Army of Thieves, 2021.
Directed by Matthias Schweighöfer.
Starring Matthias Schweighöfer, Nathalie Emmanuel, Ruby O. Fee, Stuart Martin, Guz Khan, Jonathan Cohen.
A reclusive bank teller becomes part of a motley crew composed of Interpol’s most wanted, targeting a series of a uncrackable safes across Europe.
I guess one can say that this is the quasi-prequel film that no one asked for, but when you marry uber-geek god Zack Snyder to a streaming giant like Netflix there’s bound to be repercussions. The second outing in this fledgling Army of the Dead-verse sees the backstory of Ludwig Dieter, the skilful safecracker featured in the zombie heist flick released a few months prior.
Dieter (Matthias Schweighöfer) whose real, unpronounceable name is Sebastian Schlencht-Wöhnert, is a timid small-town bank teller in Potsdam maintaining a not-so-secret hobby of safecracking which he enthusiastically uploads on YouTube. Through it, a mysterious figure contacts Dieter and invites him to an underground safecracking tournament taking place in Berlin. Following Dieter’s comfortable win in the competition he finally meets the enigmatic Gwendoline (Nathalie Emmanuel) who introduces our timid bean-counter to the world of high-stake heists. The rest of the crew saddling up with Dieter are composed of wunderkind hacker Korina (Ruby O. Fee), getaway driver cum ace drifter Rolph (Guz Khan) and douchey strongman Brad (Stuart Martin). While the ladies of the gang warm up to their new addition, Brad and Rolph have reservations about Gwendoline’s choice. Dieter however, quickly proves them wrong when their heist in Paris goes smoothly, but with each successive robbery their challenges exponentially increase leading to unforeseeable outcomes.

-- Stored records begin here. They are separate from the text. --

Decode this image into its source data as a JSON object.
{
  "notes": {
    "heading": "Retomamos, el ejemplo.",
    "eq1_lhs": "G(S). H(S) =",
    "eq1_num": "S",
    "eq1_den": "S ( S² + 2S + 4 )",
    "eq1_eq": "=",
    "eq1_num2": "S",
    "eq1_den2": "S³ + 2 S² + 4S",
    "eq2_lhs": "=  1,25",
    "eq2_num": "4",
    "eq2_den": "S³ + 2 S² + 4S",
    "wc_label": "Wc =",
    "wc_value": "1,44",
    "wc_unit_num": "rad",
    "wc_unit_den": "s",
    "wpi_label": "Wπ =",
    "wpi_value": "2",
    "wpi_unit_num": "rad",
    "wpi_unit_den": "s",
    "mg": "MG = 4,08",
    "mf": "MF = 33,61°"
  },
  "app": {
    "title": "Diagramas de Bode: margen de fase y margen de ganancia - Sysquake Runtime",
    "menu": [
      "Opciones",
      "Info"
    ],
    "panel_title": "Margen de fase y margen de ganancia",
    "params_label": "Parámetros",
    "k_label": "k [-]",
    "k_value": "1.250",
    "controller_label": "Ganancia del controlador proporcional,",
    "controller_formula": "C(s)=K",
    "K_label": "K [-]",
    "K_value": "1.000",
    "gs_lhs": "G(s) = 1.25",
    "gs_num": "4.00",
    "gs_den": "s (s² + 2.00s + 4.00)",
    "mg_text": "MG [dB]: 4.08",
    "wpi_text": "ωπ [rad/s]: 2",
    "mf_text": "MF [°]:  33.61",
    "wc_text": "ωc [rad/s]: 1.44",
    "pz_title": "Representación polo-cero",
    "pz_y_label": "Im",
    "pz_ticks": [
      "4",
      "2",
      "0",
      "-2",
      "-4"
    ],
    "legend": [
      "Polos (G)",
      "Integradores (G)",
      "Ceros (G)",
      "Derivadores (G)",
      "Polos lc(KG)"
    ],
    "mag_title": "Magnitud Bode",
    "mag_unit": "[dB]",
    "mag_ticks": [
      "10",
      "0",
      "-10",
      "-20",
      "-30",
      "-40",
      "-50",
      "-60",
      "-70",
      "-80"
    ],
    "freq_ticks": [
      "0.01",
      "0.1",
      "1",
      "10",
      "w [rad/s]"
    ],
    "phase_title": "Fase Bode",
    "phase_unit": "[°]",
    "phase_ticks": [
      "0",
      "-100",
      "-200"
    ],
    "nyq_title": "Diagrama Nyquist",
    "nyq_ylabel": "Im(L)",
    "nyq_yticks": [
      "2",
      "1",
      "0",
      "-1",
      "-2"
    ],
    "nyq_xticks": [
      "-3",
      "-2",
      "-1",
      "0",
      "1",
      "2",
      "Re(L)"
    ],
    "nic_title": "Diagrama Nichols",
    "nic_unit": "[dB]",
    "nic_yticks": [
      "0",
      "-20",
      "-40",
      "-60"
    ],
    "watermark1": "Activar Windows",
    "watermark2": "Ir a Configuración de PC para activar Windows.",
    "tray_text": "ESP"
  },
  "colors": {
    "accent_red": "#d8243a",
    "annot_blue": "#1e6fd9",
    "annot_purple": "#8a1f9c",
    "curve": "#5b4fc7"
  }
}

Being unacquainted with Schweighöfer’s previous directorial efforts it’s hard for me to comment if his style is present or absent in this film, but one thing is certain- Snyder’s trademark visual flair is. Just think of Army of Thieves as a less serious, comedy-centric Zack Snyder flick, ‘cos for the most part, that’s what it is. But in this instance, it works in the movie’s favour since it’s supposed to be a prequel to Army of the Dead, so in a visual sense, a continuity of sorts is maintained. Looking past Schweighöfer’s Snyder mimicry skills, he does do a commendable job with some of the characters but not all, and part of the blame falls on Shay Hatten’s formulaic script. While the scenes involving Emmanuel, O. Fee and Schweighöfer entertain in spades, the sequences concerning the other performers -especially Jonathan Cohen’s Delacroix – only induce cringe. Thinly written and largely forgettable, these bland caricature characters threaten to derail the whole project, but Schweighöfer’s fish-out-of-water schtick and Emmanuel’s effortless charm steadies the ship. The sultry Game of Thrones alum is so captivating onscreen she nearly steals Schweighöfer’s thunder every time she appeared.
The score composed by Hans Zimmer and Steve Mazzaro is appropriately infectious and breezy as befitting a heist action-comedy, while DOP Bernard Jasper’s cinematography is also on point, acting as a bridge to Snyder’s Army of the Dead visually. Lastly a special mention of the man responsible for imbuing three inanimate safes with a rich history and their own distinct character, Christian Eisele the film’s production designer. Bravo, you’ve outdone yourself man.
Army of Thieves functions as a pastiche of superior heist films from yesteryear, but that doesn’t stop it from being fun or entertaining in the best ways possible. So, turn off your brains, embrace the ridiculousness and simply enjoy yourselves.
Flickering Myth Rating – Film ★ ★ ★ / Movie ★ ★ ★
Hasitha Fernando is a part-time medical practitioner and full-time cinephile. Follow him on Twitter via @DoctorCinephile for regular updates on the world of entertainment.